Material for the task:
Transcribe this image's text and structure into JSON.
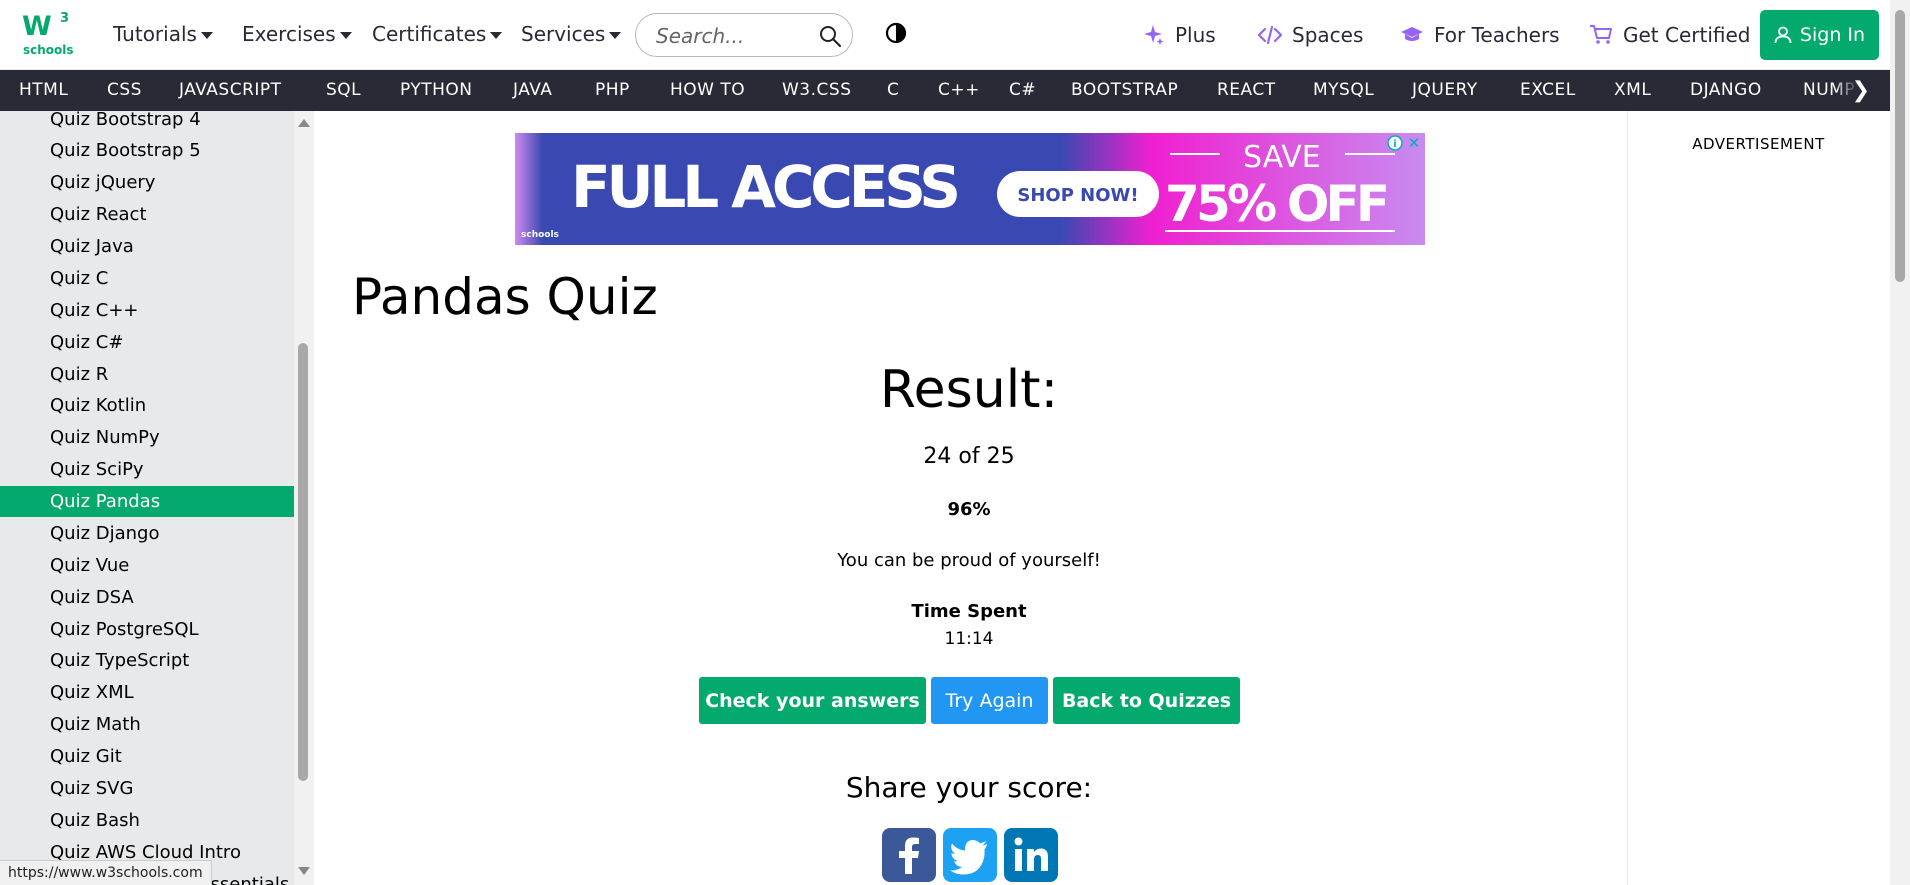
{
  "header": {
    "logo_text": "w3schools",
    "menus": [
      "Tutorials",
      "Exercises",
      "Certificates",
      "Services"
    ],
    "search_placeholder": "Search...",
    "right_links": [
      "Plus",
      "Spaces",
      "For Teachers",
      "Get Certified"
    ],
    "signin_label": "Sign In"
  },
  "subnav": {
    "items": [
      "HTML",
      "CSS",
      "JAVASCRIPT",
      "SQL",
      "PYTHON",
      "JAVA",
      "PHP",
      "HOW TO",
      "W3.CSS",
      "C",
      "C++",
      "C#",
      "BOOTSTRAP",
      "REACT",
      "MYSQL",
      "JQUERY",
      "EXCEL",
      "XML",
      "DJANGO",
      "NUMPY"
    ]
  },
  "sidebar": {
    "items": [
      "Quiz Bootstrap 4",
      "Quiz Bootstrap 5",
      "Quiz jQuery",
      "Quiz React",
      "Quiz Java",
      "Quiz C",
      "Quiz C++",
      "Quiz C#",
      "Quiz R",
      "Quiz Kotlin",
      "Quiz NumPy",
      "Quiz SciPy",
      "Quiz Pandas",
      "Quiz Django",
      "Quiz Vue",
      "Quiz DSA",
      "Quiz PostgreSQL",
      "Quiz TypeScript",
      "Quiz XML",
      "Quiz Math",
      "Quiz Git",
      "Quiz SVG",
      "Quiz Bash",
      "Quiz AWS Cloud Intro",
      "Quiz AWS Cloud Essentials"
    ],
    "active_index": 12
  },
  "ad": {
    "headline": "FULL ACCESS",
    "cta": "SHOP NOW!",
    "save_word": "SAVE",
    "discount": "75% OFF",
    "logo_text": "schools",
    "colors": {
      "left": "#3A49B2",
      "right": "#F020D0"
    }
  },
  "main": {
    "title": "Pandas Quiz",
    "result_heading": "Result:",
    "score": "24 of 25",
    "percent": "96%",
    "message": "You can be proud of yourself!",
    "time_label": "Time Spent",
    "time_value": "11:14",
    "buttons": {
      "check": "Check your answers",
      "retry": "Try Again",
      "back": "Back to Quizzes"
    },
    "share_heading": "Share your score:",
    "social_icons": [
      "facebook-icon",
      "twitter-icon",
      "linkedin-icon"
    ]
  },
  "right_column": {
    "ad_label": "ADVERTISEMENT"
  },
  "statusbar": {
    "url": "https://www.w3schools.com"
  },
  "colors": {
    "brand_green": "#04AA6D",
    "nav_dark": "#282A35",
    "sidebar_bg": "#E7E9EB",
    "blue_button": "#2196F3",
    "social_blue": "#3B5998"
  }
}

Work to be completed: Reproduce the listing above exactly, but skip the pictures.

Solution to this exercise:
Transcribe this image's text and structure into JSON.
{
  "header": {
    "logo_text": "w3schools",
    "menus": [
      "Tutorials",
      "Exercises",
      "Certificates",
      "Services"
    ],
    "search_placeholder": "Search...",
    "right_links": [
      "Plus",
      "Spaces",
      "For Teachers",
      "Get Certified"
    ],
    "signin_label": "Sign In"
  },
  "subnav": {
    "items": [
      "HTML",
      "CSS",
      "JAVASCRIPT",
      "SQL",
      "PYTHON",
      "JAVA",
      "PHP",
      "HOW TO",
      "W3.CSS",
      "C",
      "C++",
      "C#",
      "BOOTSTRAP",
      "REACT",
      "MYSQL",
      "JQUERY",
      "EXCEL",
      "XML",
      "DJANGO",
      "NUMPY"
    ]
  },
  "sidebar": {
    "items": [
      "Quiz Bootstrap 4",
      "Quiz Bootstrap 5",
      "Quiz jQuery",
      "Quiz React",
      "Quiz Java",
      "Quiz C",
      "Quiz C++",
      "Quiz C#",
      "Quiz R",
      "Quiz Kotlin",
      "Quiz NumPy",
      "Quiz SciPy",
      "Quiz Pandas",
      "Quiz Django",
      "Quiz Vue",
      "Quiz DSA",
      "Quiz PostgreSQL",
      "Quiz TypeScript",
      "Quiz XML",
      "Quiz Math",
      "Quiz Git",
      "Quiz SVG",
      "Quiz Bash",
      "Quiz AWS Cloud Intro",
      "Quiz AWS Cloud Essentials"
    ],
    "active_index": 12
  },
  "ad": {
    "headline": "FULL ACCESS",
    "cta": "SHOP NOW!",
    "save_word": "SAVE",
    "discount": "75% OFF",
    "logo_text": "schools",
    "colors": {
      "left": "#3A49B2",
      "right": "#F020D0"
    }
  },
  "main": {
    "title": "Pandas Quiz",
    "result_heading": "Result:",
    "score": "24 of 25",
    "percent": "96%",
    "message": "You can be proud of yourself!",
    "time_label": "Time Spent",
    "time_value": "11:14",
    "buttons": {
      "check": "Check your answers",
      "retry": "Try Again",
      "back": "Back to Quizzes"
    },
    "share_heading": "Share your score:",
    "social_icons": [
      "facebook-icon",
      "twitter-icon",
      "linkedin-icon"
    ]
  },
  "right_column": {
    "ad_label": "ADVERTISEMENT"
  },
  "statusbar": {
    "url": "https://www.w3schools.com"
  },
  "colors": {
    "brand_green": "#04AA6D",
    "nav_dark": "#282A35",
    "sidebar_bg": "#E7E9EB",
    "blue_button": "#2196F3",
    "social_blue": "#3B5998"
  }
}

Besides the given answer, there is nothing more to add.